I want to talk about how to disagree well – how to have a healthy argument – how to have a good fight – there are just points:
Discuss the conflict as soon as possible.
Conflict ignored does not go away – it grows until it solidifies in our souls and becomes part of us. All of us know of conflicts we didn’t deal with that just festered – and became more and more unhealthy until it had to be dealt with and everything breaks loose.
Remember you are teammates not adversaries.
This is really important in marriage. When raising young children, when there are disagreements – remember that you are teammates in this – you are not adversaries.
Listen and clarify – don’t just make your point known. There is a time for that, but we must listen to understand the other person’s point in the conflict. I was talking with my pastor friend, Dave. Do you ask clarifying questions, Mike? When someone shares with you – do you ask – here is what I am hearing you say – or what are you hearing me say? What I have found – I am giving sermons. What I have found – people come up to me after a sermon and say they got one thing out of the sermon – and another will tell me something completely the opposite – and I’m not sure I said either! But the same thing happens in relationships. We know what we are saying – but that doesn’t mean that they are hearing or that you are communicating clearly.
Never assume silence is agreement. In fact, it is best to assume that silence is DISagreement. It can be good to say – do you need some time to think about that? Or conversely – at times when listening – to say - I need a little time to think about that!
Have realistic expectations in a conflict.
All conflicts take compromise. You will not get out of it what you think you should but there are just times when you will have to compromise.

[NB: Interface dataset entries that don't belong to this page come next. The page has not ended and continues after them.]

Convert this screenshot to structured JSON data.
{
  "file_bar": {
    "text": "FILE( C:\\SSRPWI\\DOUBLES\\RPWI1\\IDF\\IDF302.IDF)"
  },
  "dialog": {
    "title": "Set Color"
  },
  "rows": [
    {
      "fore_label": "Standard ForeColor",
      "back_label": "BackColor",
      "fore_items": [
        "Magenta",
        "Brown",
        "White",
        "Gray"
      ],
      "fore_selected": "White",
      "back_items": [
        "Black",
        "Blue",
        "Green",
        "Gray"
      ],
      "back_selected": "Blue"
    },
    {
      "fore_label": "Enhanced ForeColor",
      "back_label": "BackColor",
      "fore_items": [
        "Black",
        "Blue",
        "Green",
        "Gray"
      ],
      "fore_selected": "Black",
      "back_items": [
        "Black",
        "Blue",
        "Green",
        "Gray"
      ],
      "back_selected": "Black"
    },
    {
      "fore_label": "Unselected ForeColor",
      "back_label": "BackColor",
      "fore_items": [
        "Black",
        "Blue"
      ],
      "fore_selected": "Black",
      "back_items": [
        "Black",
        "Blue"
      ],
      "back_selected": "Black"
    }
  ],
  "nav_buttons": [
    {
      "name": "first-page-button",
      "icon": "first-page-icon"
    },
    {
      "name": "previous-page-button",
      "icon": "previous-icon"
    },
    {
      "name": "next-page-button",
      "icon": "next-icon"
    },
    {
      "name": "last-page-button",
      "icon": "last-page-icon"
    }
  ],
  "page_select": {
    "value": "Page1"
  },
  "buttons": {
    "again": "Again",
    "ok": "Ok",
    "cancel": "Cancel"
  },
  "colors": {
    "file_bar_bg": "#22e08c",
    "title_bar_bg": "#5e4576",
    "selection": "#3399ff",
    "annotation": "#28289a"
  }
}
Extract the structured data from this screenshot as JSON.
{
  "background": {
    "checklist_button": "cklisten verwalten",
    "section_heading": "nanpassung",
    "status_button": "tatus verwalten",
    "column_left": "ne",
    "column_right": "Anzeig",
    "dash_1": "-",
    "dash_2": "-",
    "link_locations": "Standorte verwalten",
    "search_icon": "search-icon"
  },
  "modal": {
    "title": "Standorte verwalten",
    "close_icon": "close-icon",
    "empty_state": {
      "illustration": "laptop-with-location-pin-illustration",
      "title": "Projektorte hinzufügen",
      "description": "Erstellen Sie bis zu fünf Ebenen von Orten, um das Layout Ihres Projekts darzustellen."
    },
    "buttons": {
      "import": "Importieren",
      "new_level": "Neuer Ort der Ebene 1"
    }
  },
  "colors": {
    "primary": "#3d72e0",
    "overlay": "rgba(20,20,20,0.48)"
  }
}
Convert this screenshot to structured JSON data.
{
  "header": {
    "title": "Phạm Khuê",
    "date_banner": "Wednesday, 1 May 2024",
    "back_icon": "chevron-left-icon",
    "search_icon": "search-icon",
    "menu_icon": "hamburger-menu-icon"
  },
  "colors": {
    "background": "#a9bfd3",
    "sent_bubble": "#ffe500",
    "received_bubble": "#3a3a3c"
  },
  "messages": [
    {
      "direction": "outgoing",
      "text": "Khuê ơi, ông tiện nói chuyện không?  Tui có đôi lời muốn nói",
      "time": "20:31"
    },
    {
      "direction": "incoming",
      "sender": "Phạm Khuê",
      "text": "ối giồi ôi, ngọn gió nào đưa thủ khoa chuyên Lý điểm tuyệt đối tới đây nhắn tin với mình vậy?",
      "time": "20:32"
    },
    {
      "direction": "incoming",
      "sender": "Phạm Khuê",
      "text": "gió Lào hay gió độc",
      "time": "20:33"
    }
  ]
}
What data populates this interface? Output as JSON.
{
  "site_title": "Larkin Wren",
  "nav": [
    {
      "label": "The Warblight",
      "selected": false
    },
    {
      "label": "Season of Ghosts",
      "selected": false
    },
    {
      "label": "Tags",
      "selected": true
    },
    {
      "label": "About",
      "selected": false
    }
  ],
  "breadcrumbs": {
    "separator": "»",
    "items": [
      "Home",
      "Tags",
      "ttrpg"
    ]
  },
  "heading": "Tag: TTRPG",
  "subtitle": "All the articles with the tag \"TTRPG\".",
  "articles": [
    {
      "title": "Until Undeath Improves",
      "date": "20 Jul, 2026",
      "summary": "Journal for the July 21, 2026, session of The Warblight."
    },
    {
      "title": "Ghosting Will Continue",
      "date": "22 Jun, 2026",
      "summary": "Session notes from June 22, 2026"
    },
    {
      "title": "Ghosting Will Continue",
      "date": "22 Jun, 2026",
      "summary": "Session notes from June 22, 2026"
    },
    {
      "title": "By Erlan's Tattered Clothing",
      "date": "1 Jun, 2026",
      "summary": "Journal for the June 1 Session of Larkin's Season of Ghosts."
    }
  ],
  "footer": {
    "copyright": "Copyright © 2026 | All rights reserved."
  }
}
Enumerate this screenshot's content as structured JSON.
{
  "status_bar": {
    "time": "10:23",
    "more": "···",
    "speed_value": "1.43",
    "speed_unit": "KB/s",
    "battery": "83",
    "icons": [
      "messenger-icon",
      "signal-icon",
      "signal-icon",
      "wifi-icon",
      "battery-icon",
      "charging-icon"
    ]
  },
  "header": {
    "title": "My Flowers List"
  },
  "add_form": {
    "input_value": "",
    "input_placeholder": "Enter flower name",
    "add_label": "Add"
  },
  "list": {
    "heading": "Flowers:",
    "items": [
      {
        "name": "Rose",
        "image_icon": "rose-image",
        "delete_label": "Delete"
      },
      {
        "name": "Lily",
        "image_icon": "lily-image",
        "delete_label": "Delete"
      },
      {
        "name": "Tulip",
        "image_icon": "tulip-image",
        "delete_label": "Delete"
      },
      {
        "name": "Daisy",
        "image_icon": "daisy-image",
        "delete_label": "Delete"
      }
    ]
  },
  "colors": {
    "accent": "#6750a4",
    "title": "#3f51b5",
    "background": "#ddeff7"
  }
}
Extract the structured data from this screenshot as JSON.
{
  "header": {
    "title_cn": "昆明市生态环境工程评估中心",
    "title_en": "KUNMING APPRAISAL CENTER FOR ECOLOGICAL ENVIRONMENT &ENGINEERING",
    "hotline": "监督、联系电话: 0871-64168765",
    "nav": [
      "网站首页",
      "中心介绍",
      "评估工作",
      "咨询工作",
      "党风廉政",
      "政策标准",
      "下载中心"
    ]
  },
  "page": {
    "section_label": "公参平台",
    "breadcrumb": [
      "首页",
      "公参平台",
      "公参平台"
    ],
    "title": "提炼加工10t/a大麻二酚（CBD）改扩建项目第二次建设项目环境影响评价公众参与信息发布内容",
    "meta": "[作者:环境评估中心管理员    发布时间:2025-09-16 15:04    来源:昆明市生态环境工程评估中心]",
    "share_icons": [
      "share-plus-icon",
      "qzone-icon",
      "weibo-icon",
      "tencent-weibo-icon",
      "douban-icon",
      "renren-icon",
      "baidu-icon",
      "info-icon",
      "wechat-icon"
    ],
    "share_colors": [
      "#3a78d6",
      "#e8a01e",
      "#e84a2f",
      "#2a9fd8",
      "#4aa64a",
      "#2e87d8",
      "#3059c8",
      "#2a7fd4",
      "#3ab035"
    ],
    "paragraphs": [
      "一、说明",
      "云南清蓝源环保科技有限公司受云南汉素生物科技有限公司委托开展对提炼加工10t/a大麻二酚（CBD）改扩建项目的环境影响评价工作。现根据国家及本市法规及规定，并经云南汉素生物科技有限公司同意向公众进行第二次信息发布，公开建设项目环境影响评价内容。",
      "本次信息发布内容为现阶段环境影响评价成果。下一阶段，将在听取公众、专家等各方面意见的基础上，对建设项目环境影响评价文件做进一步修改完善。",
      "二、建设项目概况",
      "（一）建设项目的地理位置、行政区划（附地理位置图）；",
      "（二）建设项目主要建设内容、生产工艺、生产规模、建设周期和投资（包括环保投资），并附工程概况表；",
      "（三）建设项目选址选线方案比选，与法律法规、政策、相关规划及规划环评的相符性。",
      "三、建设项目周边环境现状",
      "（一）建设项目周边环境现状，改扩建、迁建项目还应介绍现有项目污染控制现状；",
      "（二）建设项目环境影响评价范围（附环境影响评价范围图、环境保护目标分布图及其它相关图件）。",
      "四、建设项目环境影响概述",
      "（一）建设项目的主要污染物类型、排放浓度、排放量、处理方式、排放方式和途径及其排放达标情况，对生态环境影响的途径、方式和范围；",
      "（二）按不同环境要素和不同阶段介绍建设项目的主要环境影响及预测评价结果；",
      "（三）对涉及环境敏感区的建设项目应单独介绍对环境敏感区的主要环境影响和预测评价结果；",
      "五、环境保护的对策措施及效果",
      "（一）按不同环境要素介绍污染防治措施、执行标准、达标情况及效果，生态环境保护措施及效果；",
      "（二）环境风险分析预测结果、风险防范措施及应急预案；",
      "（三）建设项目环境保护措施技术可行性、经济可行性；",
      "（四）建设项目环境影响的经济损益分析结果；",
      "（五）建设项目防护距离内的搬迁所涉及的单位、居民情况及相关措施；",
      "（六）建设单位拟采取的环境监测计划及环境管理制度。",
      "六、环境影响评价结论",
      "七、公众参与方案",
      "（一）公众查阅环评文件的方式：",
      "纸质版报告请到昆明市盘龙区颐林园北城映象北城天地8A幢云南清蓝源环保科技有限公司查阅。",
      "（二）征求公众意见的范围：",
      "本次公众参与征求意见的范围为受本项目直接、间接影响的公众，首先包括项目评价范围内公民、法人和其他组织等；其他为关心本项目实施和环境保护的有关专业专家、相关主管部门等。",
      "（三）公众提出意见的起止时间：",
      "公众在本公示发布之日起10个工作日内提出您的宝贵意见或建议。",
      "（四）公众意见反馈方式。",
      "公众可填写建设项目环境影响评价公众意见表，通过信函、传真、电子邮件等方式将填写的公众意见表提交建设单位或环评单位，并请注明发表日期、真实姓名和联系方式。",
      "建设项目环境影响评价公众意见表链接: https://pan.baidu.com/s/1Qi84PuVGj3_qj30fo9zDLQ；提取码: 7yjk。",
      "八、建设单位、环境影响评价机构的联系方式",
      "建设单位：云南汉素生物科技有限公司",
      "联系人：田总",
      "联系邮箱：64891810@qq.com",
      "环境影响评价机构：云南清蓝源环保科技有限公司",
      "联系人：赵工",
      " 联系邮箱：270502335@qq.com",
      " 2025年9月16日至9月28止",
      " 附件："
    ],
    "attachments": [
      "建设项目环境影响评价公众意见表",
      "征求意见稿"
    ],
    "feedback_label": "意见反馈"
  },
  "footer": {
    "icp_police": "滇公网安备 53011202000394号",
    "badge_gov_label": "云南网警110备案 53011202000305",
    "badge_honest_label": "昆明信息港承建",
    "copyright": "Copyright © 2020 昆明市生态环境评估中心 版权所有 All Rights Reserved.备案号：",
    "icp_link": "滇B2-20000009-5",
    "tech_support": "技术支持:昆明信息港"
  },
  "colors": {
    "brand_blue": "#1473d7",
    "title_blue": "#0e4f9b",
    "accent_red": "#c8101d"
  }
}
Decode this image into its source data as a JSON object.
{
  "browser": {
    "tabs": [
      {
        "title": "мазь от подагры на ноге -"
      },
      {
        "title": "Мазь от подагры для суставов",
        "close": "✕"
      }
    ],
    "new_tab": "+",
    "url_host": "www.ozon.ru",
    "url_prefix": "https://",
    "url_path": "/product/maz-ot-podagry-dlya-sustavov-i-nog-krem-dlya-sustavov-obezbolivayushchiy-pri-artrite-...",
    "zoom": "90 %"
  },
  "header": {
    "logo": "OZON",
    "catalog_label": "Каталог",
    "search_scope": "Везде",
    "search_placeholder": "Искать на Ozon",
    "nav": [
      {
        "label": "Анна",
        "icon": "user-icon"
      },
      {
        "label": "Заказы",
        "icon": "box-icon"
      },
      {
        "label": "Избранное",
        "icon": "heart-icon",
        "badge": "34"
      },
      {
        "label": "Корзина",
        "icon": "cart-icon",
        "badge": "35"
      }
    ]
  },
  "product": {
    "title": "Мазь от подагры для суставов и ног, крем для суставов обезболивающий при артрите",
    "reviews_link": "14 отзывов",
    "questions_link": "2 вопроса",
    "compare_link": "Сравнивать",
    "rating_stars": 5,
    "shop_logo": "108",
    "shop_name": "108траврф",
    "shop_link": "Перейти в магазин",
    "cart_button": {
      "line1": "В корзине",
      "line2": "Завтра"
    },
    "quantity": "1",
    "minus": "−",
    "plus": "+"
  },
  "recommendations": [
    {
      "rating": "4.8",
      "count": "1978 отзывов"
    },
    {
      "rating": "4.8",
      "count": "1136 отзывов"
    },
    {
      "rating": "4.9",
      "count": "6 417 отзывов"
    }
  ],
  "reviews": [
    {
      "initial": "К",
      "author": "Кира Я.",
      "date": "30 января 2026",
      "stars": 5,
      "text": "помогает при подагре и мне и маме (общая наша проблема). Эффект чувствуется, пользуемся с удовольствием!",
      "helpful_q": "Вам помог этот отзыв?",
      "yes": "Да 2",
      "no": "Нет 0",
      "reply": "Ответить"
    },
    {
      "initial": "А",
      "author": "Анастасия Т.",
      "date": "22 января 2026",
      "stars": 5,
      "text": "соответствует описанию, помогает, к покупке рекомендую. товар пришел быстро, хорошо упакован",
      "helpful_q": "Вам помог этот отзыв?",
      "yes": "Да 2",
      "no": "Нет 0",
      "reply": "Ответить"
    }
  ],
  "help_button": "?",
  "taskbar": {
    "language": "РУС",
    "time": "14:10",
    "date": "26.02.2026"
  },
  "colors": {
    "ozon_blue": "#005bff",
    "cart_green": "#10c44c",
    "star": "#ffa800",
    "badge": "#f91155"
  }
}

Avoid statements like “you always” or “you never”.
I was going to say – ALWAYS avoid it… but then I’d be doing it. It is not helpful – no one ‘always’ and no one ‘never’s!
Never devalue another's feelings.
This is another hard one. When someone is hurt – to say – you shouldn’t feel that way –
Always validate a person’s feelings. Those are those person’s feelings! It is not your business what their feelings are. You may feel differently and that is okay.
Be very slow to defend yourself.
Our tendency is to immediately defend ourselves. Before we launch into our defense – let me hear. I am not saying to not ever defend ourselves.
Fight about one thing at a time.
It can go in a million directions – and everything is on the table – but focus on one thing at a time.
Don’t try to change the other person.
Only they (and only you) can choose your responses and behavior. Leave it between them and God. We can point them to understand our perspective, but only they can choose their responses and behavior.
Speak clearly and specifically.
Say what you mean to say. Sometimes we are afraid and unwilling to just say it – and sometimes we just need to do that.
Avoid personal insults and character assassination.
- - Like ‘you’re mean’ (only it is usually much worse than that, but we'll stop there.)– it is never helpful to insult or assassinate character.
Make restoration the goal.
The goal is not to win the argument. The problem – we live in a world where everyone thinks they are supposed to win the argument. And that is why we have so many arguments, because everyone believes they are right.
In a disagreement – no one person sees every aspect of the disagreement with clarity and truth.
I see this in theological and church issue disagreements – there are those who think they are the gatekeepers of Christian theology and truth. And they just aren’t. I read them all - For every one who thinks they have the answer – there are twelve others who are good Christians who hold opposing views. It is sad. We become adversaries in the church and they look on and don’t want to have anything to do with it.
“Their beliefs must be pretty worthless if they can’t love one another.”
Lord, help us in our relationships – we ask that You would teach us how to reconcile conflict in ways that are pleasing to You.